GRIPPED ON CODY
As we met the first pitch of the boot pack to Cody, a torrent of wind poured over the ridgeline with ruthless indifference. “It’s blowing about 50 mph on Rendezvous Bowl,” said the Tram operator as we exited a few minutes earlier. Now on this unprotected ridge in the backcountry, I wondered how hard it was blowing. More distressingly, I wondered if this was a good idea.
The first section on the boot pack is an exposed rock latter, The Hillary’s Step of Cody Peak if there ever was one. Gripped to the rock on all fours, I methodically climbed, trying not to notice the catastrophic injury or death that lay waiting on each side if to fall. Strapped to my back, my skis acted as a half deployed parachute, jarring me violently in the wind. With each passing gust, a cacophony of fear played over my mind and numbed my senses. Though exerting myself, I did not have the faculties to register the normal pains in my lungs or legs. All that existed was a voice commanding: “Do not fall. Do not fall.”

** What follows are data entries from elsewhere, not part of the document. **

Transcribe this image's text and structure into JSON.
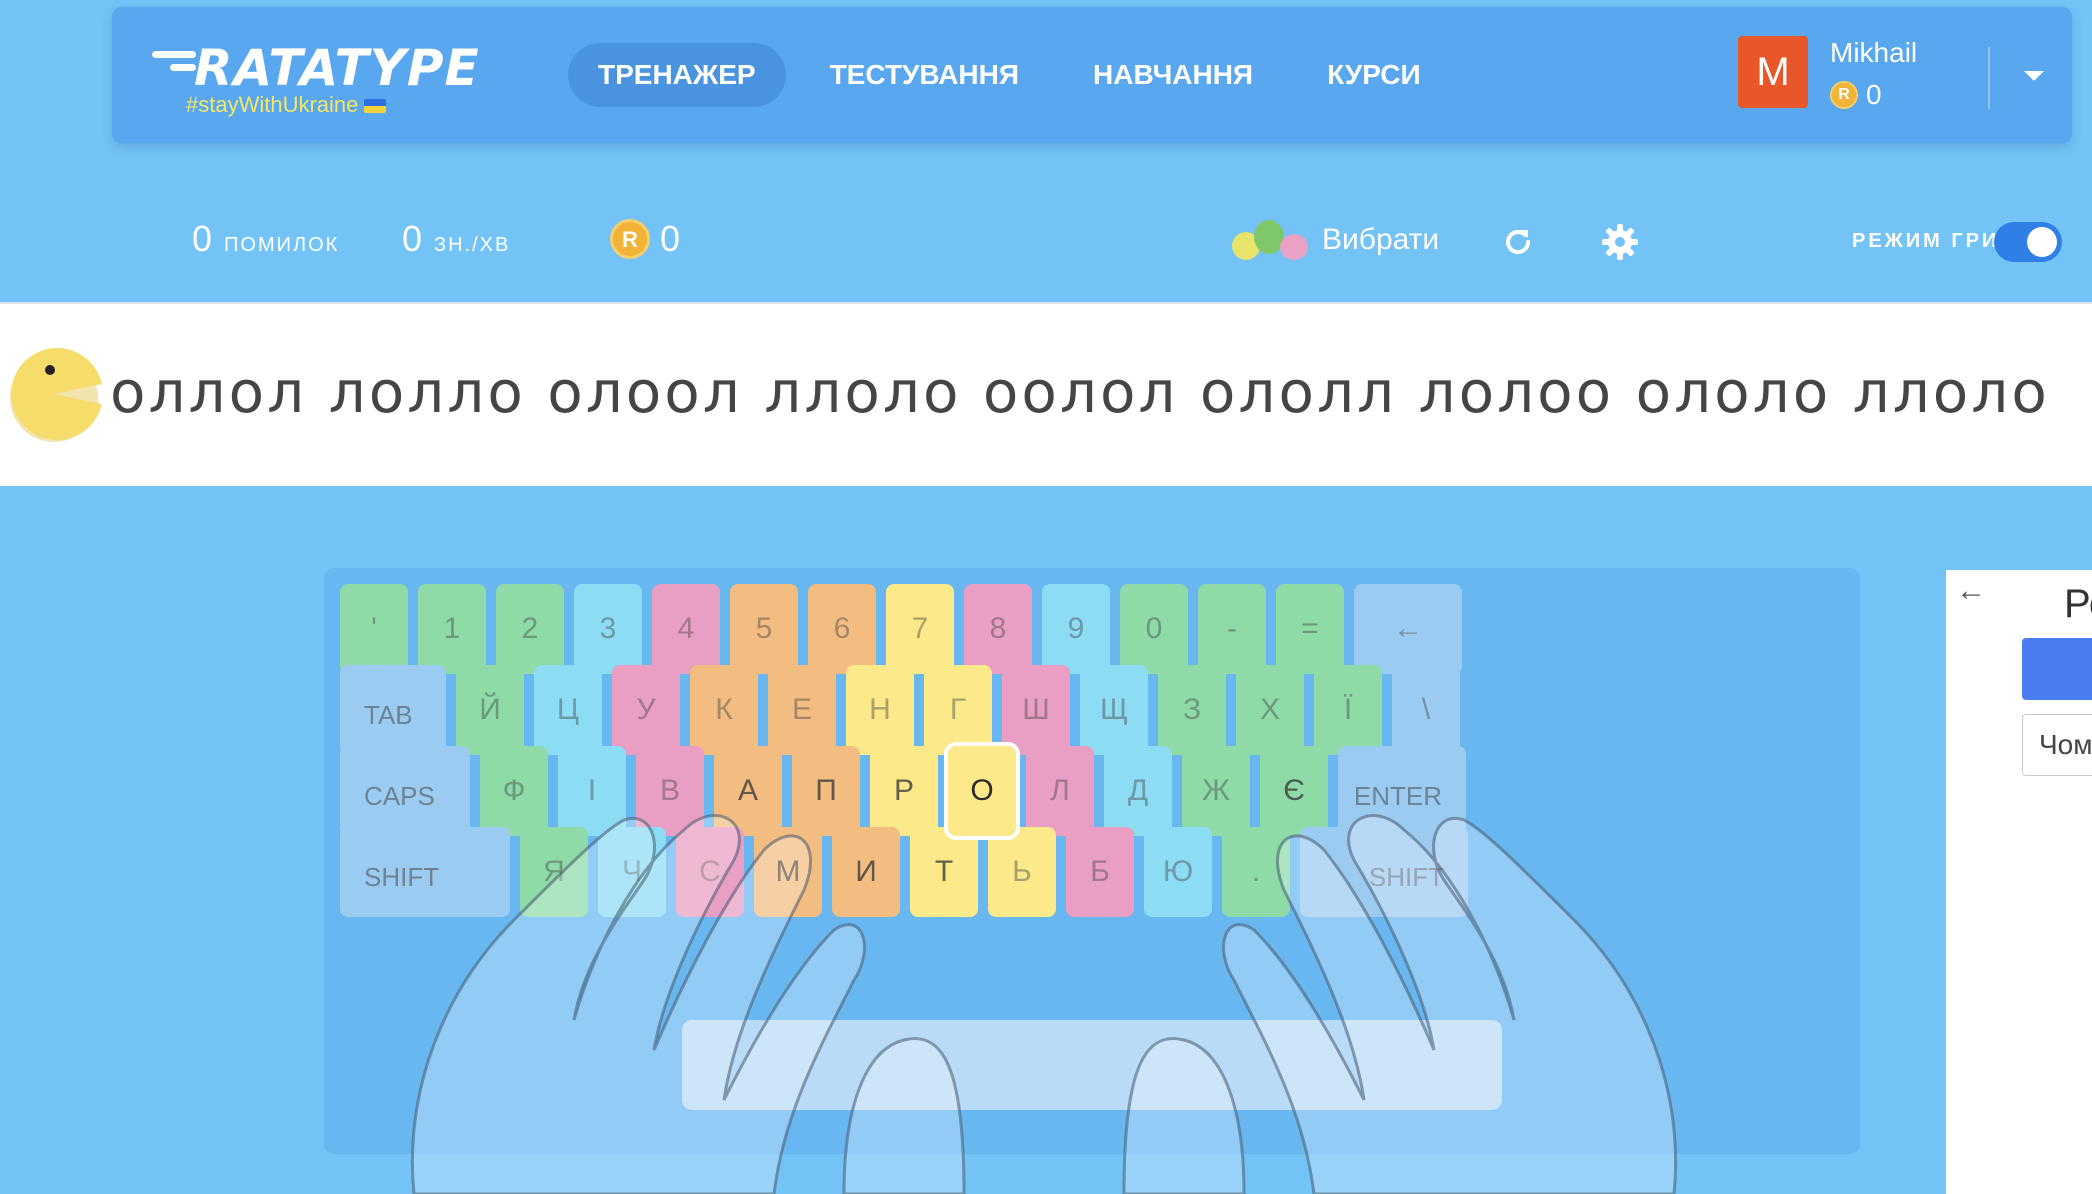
{
  "header": {
    "logo": "RATATYPE",
    "tagline": "#stayWithUkraine",
    "nav": [
      "ТРЕНАЖЕР",
      "ТЕСТУВАННЯ",
      "НАВЧАННЯ",
      "КУРСИ"
    ],
    "active_nav": "ТРЕНАЖЕР",
    "user": {
      "initial": "M",
      "name": "Mikhail",
      "coins": "0"
    }
  },
  "stats": {
    "errors_value": "0",
    "errors_label": "ПОМИЛОК",
    "speed_value": "0",
    "speed_label": "ЗН./ХВ",
    "coins_value": "0"
  },
  "toolbar": {
    "choose_label": "Вибрати",
    "game_mode_label": "РЕЖИМ ГРИ",
    "game_mode_on": true
  },
  "coin_symbol": "R",
  "exercise": {
    "text": "оллол лолло олоол ллоло оолол ололл лолоо ололо ллоло"
  },
  "keyboard": {
    "current_key": "О",
    "rows": [
      [
        [
          "'",
          "g"
        ],
        [
          "1",
          "g"
        ],
        [
          "2",
          "g"
        ],
        [
          "3",
          "b"
        ],
        [
          "4",
          "p"
        ],
        [
          "5",
          "o"
        ],
        [
          "6",
          "o"
        ],
        [
          "7",
          "y"
        ],
        [
          "8",
          "p"
        ],
        [
          "9",
          "b"
        ],
        [
          "0",
          "g"
        ],
        [
          "-",
          "g"
        ],
        [
          "=",
          "g"
        ],
        [
          "←",
          "gray"
        ]
      ],
      [
        [
          "TAB",
          "gray"
        ],
        [
          "Й",
          "g"
        ],
        [
          "Ц",
          "b"
        ],
        [
          "У",
          "p"
        ],
        [
          "К",
          "o"
        ],
        [
          "Е",
          "o"
        ],
        [
          "Н",
          "y"
        ],
        [
          "Г",
          "y"
        ],
        [
          "Ш",
          "p"
        ],
        [
          "Щ",
          "b"
        ],
        [
          "З",
          "g"
        ],
        [
          "Х",
          "g"
        ],
        [
          "Ї",
          "g"
        ],
        [
          "\\",
          "gray"
        ]
      ],
      [
        [
          "CAPS",
          "gray"
        ],
        [
          "Ф",
          "g"
        ],
        [
          "І",
          "b"
        ],
        [
          "В",
          "p"
        ],
        [
          "А",
          "o"
        ],
        [
          "П",
          "o"
        ],
        [
          "Р",
          "y"
        ],
        [
          "О",
          "y"
        ],
        [
          "Л",
          "p"
        ],
        [
          "Д",
          "b"
        ],
        [
          "Ж",
          "g"
        ],
        [
          "Є",
          "g"
        ],
        [
          "ENTER",
          "gray"
        ]
      ],
      [
        [
          "SHIFT",
          "gray"
        ],
        [
          "Я",
          "g"
        ],
        [
          "Ч",
          "b"
        ],
        [
          "С",
          "p"
        ],
        [
          "М",
          "o"
        ],
        [
          "И",
          "o"
        ],
        [
          "Т",
          "y"
        ],
        [
          "Ь",
          "y"
        ],
        [
          "Б",
          "p"
        ],
        [
          "Ю",
          "b"
        ],
        [
          ".",
          "g"
        ],
        [
          "SHIFT",
          "gray"
        ]
      ]
    ],
    "main_keys": [
      "А",
      "П",
      "Р",
      "О",
      "М",
      "И",
      "Т",
      "Є"
    ]
  },
  "side_panel": {
    "back_icon": "arrow-left-icon",
    "title": "Ре",
    "input_text": "Чом"
  }
}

Sacking that first pitch, we collected in a partially protected grove of pine trees. Few words were exchanged, just the occasional groan to an onslaught of wind. Looking ahead to the staircase that led to the top, we watched the wind scour rocks and polish cornices. While I tried to think of it technically as air passing from pressure systems, it was hard not to personify the meteorological forces at hand in some mythical way. In this profound setting so removed from everything, the wind was a juggernaut careening over the earth, trying to thwart our push to the top. And though not on some heroic quest, there was a potent sense that we were on a mission.

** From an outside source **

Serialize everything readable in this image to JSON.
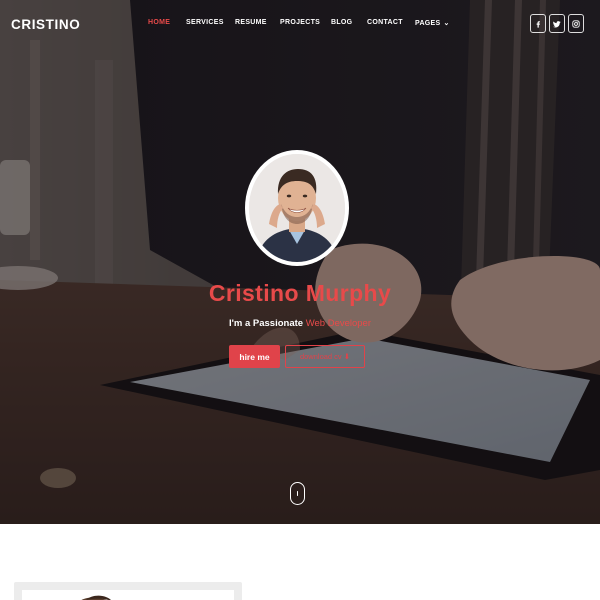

We reached the top unceremoniously, our minds fixed upon quickly scouting our lines down No Shadows and drawing up a plan of attack. Inflamed by our successful arrival, the wind descended upon us ferociously. I slung my backpack to the ground, and carefully removed my skis. Clipping in, the emotions of the experience culminated and hit their crescendo. “It’s time to do this,” I whispered into the wind. We each sidestepped to the edge, and with “eyes-on,” dropped in one at a time. After watching Kevin and Steve, it was my turn. I clinked poles with Jake, and pushed off over the cornice.
Total, complete silence consumed me. I passed into another realm, from foreign to familiar. Though having never been there, this was a place I knew well: making turns on snow. All the angst on the long ascent dissolved in the first moment of descent.

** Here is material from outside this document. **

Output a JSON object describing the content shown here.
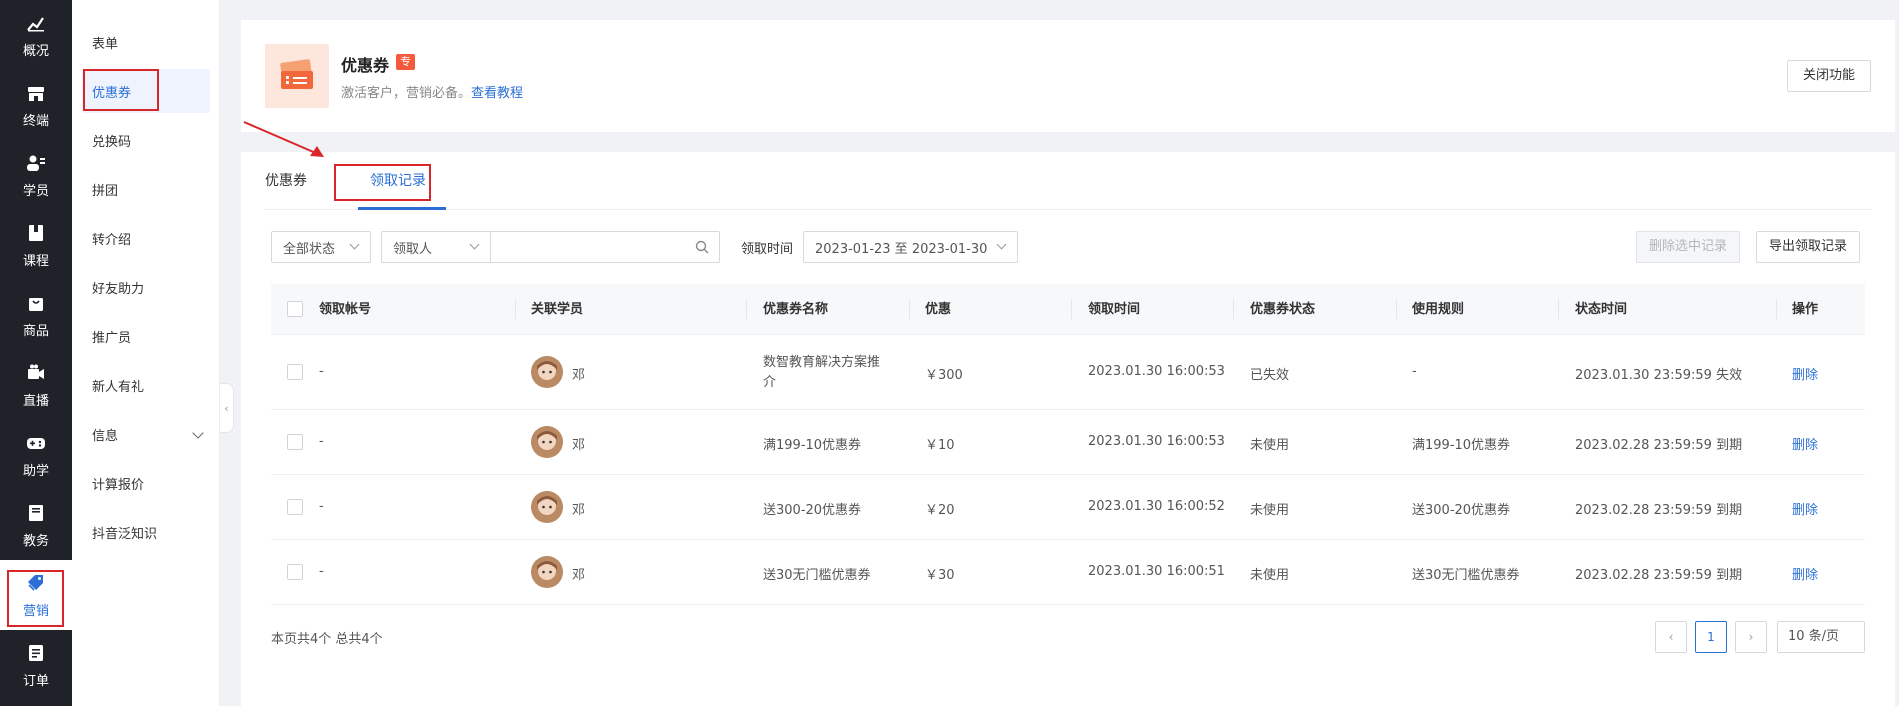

When first moving to Jackson, I remember being baffled by the tracks on Cody. Each struck me as the signature into a fraternity by some phantom skier or rider. At the time, making those tracks was off my radar, existing only as a source of wonderment. Sinking into that snow today, scribing my name next to those of my closest friends, I sensed a chapter of my own life being written.